Oxfam and other NGOs also charge that G8 donor nations have been playing a shell game – making multi-billion-dollar commitments at such meetings but without increasing their overall spending on overseas development aid.
“No maple leaf is big enough to hide the shame of Canada’s summit of broken promises,” said Mark Fried, spokesperson for Oxfam. Read the rest of this entry »
By Stephen Leahy*
MONTPELLIER, France, Apr 7, 2010 (Tierramérica)
Billions of dollars are being mobilised to protect and increase the world’s forests under a climate protection mechanism known as REDD (Reduced Emissions from Deforestation and Degradation). But many experts are unsure that it will work, and some fear it could end in disaster.
According to Anne Larson, who works in Nicaragua as an associate at the Indonesia-based Centre for International Forestry Research (CIFOR), “REDD presents lots of risks.”
“Most countries are simply not ready.

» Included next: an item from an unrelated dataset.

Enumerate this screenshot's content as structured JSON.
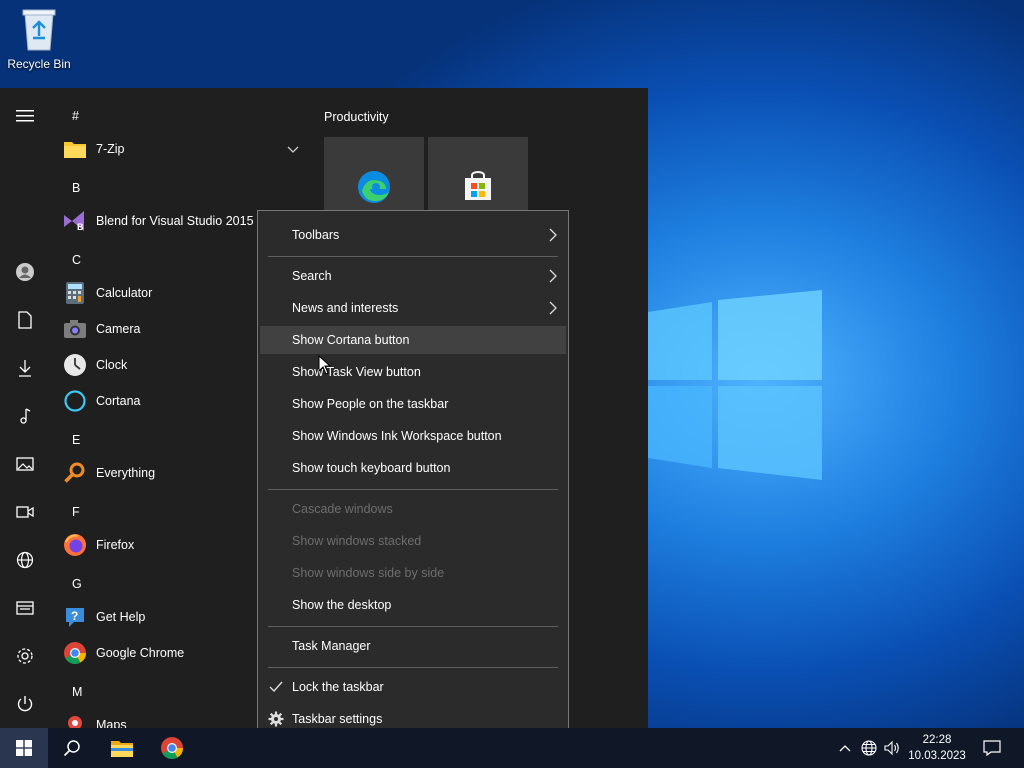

They do not have policies to protect the rights of local and indigenous peoples, to determine land tenure or even work out who owns the ‘carbon rights’ to a forest,” Larson told participants at an international conference on smallholder and community forestry in Montpellier, France, in late March.
Under the REDD initiative, richer countries would pay to maintain forests in tropical regions to offset their own carbon emissions. Carbon dioxide from human activities is one of the main gases that produce the greenhouse effect.
The wealthy countries would be granted “carbon credits” towards achieving their carbon reduction commitments to combat climate change. Read the rest of this entry »